Check each line of the listing, and copy it if it contains the word "Body".

[Opening The data section]

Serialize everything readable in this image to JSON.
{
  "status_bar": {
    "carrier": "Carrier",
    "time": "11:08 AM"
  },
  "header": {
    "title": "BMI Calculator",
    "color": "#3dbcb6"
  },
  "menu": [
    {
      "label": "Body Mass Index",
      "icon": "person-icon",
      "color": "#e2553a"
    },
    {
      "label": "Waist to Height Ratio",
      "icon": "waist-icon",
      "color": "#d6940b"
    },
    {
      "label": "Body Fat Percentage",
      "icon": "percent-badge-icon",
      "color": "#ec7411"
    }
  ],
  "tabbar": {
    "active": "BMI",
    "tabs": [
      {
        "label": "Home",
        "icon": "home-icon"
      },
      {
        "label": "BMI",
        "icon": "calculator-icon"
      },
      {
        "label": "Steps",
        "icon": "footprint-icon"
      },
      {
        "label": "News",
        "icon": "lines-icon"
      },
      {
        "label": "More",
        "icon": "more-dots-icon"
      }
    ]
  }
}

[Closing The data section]

Expected answer =
      "label": "Body Mass Index",
      "label": "Body Fat Percentage",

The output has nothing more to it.